_Instructions for the task_
Report each line of the data that includes the word "Кременчуге".

(Items from a data source)
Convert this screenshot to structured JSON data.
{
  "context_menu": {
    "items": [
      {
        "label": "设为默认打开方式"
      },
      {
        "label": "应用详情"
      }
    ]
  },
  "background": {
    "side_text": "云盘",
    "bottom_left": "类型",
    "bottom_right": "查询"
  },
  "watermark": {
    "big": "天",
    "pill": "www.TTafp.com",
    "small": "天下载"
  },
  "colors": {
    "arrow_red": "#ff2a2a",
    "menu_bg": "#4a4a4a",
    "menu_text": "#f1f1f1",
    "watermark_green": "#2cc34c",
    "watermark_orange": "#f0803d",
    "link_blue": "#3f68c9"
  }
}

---

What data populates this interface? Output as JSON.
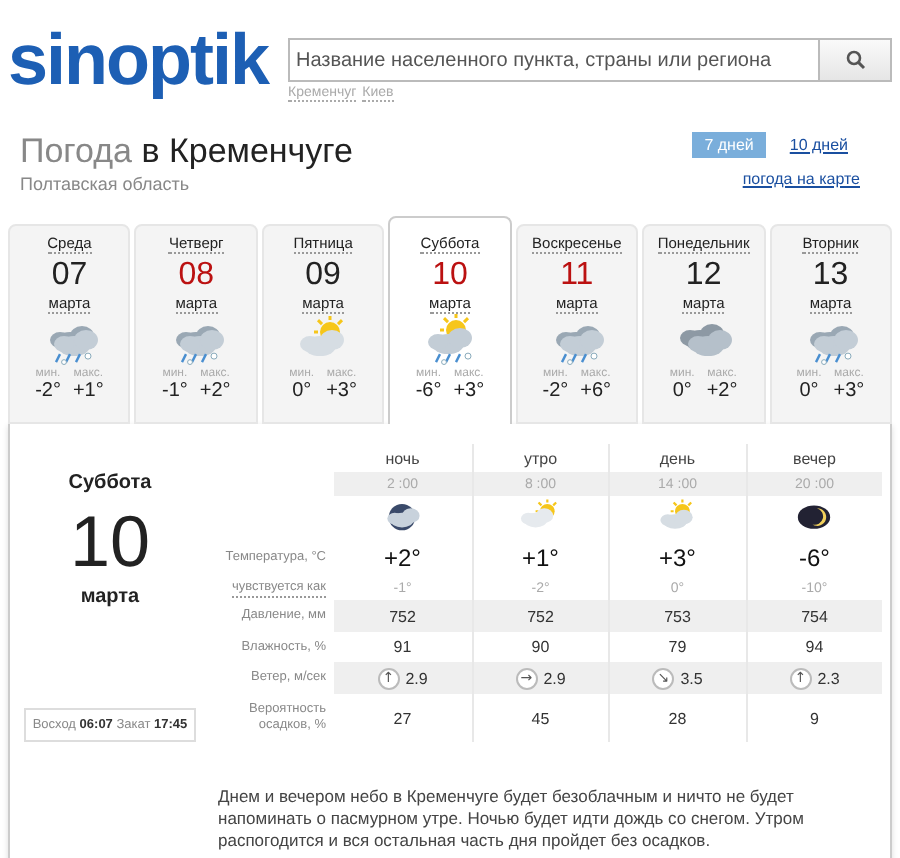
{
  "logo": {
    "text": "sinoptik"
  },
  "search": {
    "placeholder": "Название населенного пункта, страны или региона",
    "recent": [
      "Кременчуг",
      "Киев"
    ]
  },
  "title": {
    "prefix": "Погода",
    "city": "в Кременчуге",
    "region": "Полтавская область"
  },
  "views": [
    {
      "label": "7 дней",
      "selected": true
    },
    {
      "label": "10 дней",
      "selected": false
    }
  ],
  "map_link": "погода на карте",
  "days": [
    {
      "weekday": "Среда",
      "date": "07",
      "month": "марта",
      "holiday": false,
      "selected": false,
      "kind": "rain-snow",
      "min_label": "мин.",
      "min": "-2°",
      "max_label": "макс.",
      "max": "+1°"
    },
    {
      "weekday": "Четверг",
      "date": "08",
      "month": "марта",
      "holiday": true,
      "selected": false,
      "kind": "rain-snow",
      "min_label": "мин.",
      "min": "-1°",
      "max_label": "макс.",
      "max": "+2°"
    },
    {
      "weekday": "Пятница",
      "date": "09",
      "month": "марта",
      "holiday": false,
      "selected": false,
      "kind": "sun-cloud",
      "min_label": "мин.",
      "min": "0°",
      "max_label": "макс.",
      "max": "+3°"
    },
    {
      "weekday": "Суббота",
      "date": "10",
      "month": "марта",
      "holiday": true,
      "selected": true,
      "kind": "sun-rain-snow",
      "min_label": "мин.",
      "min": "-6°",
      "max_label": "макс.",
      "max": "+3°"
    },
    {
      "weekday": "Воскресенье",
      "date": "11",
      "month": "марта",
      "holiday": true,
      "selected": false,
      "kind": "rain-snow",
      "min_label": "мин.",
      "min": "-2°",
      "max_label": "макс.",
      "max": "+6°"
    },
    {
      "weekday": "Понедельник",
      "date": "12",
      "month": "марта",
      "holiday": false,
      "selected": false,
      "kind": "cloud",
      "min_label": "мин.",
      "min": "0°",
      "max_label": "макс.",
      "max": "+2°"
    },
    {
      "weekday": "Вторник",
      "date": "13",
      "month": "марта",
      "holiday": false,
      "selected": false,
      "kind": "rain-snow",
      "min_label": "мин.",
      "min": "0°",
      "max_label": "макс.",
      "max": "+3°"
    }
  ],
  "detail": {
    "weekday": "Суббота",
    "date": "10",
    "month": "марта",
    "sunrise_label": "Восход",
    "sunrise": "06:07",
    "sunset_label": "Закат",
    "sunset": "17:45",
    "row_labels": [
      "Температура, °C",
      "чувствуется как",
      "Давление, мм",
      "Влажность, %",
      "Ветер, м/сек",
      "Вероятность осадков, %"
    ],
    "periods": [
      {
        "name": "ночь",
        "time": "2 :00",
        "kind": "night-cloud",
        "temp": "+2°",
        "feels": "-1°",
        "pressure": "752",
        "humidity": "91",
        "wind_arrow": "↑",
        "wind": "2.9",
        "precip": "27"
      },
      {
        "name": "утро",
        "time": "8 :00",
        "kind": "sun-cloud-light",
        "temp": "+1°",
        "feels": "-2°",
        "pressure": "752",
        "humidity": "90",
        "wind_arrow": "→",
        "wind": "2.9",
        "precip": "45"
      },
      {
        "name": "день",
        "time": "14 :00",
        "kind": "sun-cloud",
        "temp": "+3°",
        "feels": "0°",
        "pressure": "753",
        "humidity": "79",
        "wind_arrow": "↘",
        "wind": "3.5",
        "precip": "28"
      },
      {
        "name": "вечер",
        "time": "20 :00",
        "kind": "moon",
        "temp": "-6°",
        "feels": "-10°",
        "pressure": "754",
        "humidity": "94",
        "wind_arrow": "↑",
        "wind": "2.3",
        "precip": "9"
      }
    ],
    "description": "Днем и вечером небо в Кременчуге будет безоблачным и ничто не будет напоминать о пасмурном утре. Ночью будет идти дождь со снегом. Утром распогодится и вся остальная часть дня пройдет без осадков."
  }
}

_Response_
    "city": "в Кременчуге",
    "description": "Днем и вечером небо в Кременчуге будет безоблачным и ничто не будет напоминать о пасмурном утре. Ночью будет идти дождь со снегом. Утром распогодится и вся остальная часть дня пройдет без осадков."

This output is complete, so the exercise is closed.